UVC lights are ultraviolet lights used to disinfect microbes- “a microorganism, especially a bacterium causing disease or fermentation.” With a significant reduction in microbes, there is a significant reduction in viruses. “Ultraviolet Germicidal Irradiation as used by Federal Agencies such OSHA, NIOSH, GSA, EPA and the CDC when referring to UVC.”

The UVC Cleaning Systems we use are mobile devices. They are durable with Teflon encapsulated emitters, certified and designed to be safe and effective. The units are stainless steel with an impact-resistant thermal plastics construction. You’ll see handles on all four sides that act as crash bars and can be used to pick up and move the device from all directions.

“UVC disinfection devices are regulated by the Environmental Protection Agency (EPA) as a nonchemical pesticide. There currently is no category for UVC disinfection devices with the Food and Drug Administration.”

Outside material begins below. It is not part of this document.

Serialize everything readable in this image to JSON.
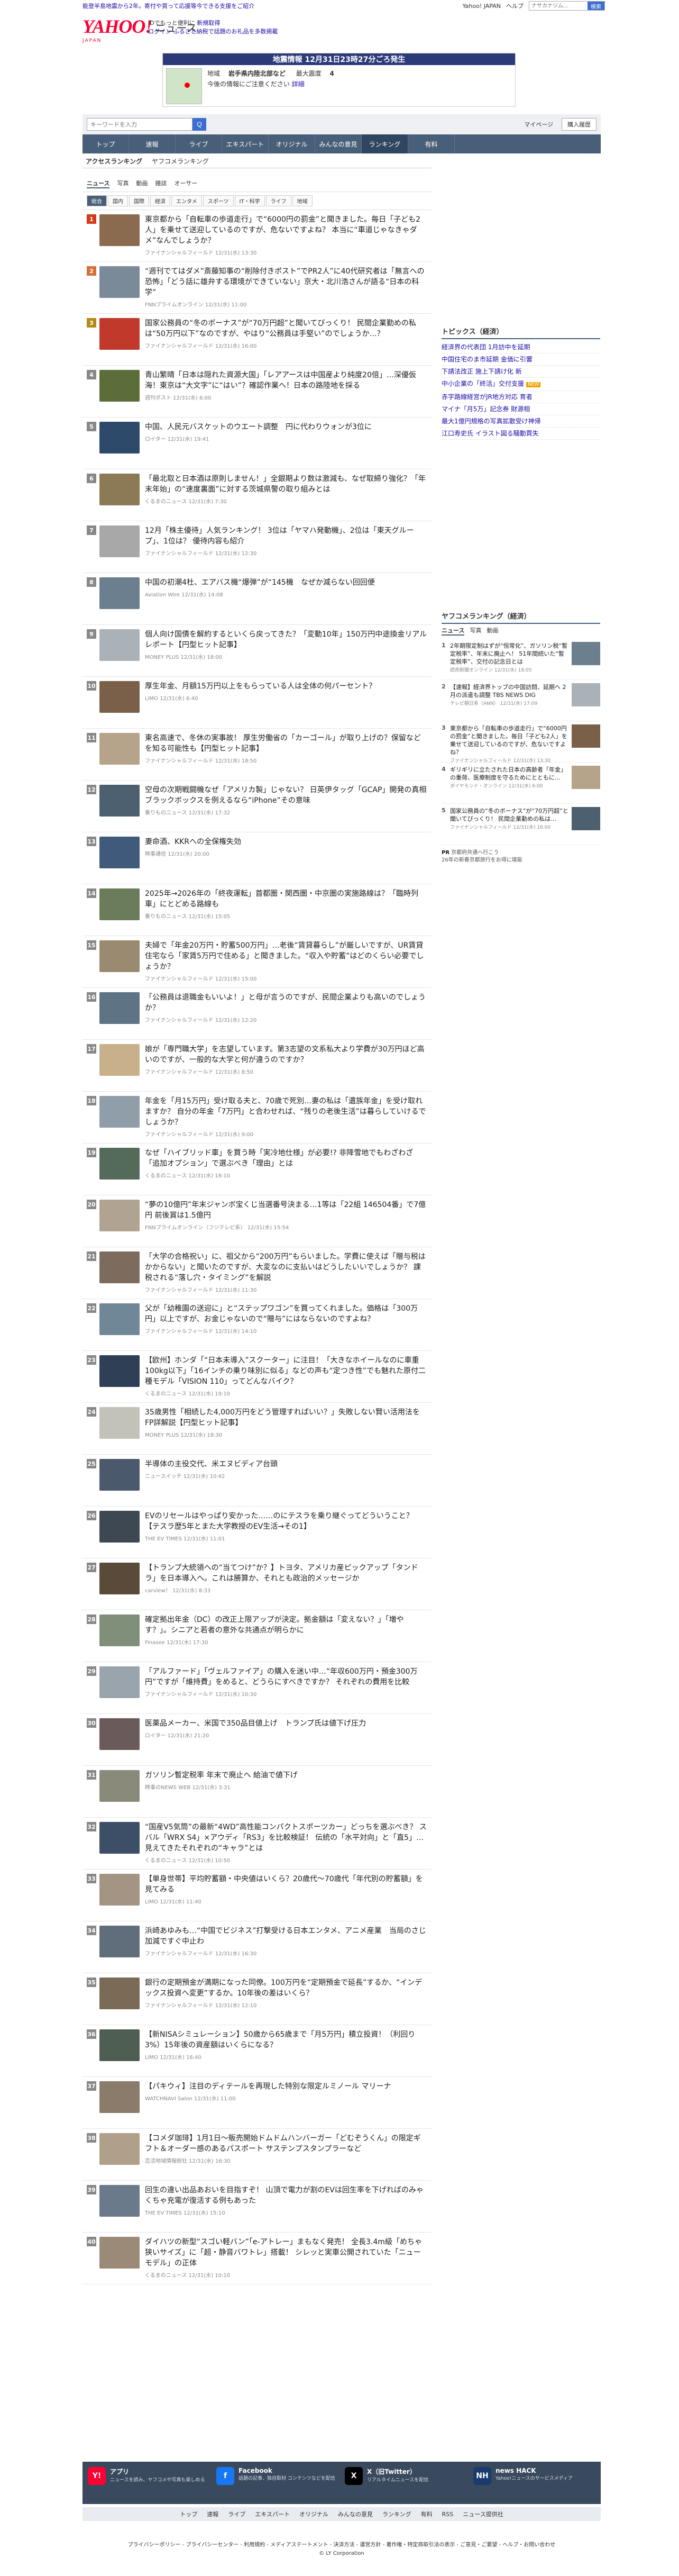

The device uses 360-degree motion sensing passive infrared (PIR). The ultrasonic technology is designed to create a safe operating environment, however,  the UVC light emits radiation, which is hazardous to your eyes and skin. No humans or animals should be in the room during the disinfection process. There is no ozone emitted from the light but it does condition the air much like the sun does outdoors. UVC devices are systematically similar to an air conditioning including filters, coil, heating core, fan, dampers, and humidifiers and more.  At its peak, the surface of the UVC emitters can reach 180 degrees Fahrenheit during the disinfection but will cool down within seconds after the device is turned off.

More information about the UVC Cleaning systems we use.

 

Scientifically Speaking 

“UVC is one of many electromagnetic frequencies emanating from the sun. Its properties are unique to its wavelength. To synthesize this frequency, a glass tube is evacuated and refilled with argon at far below atmospheric pressure. Added to this is a small amount of mercury. When the mixture is energized it creates a glowing plasma of electrons that pass through the mercury vapor. As they strike mercury atoms, a mercury electron is liberated at a frequency representative of mercury’s spectral line, which is 253.7nm. The dominant emission (>90%) from these lamps is UV-C energy. The ‘C’ frequency of the electromagnetic UV family has, amongst other things, germicidal effects.”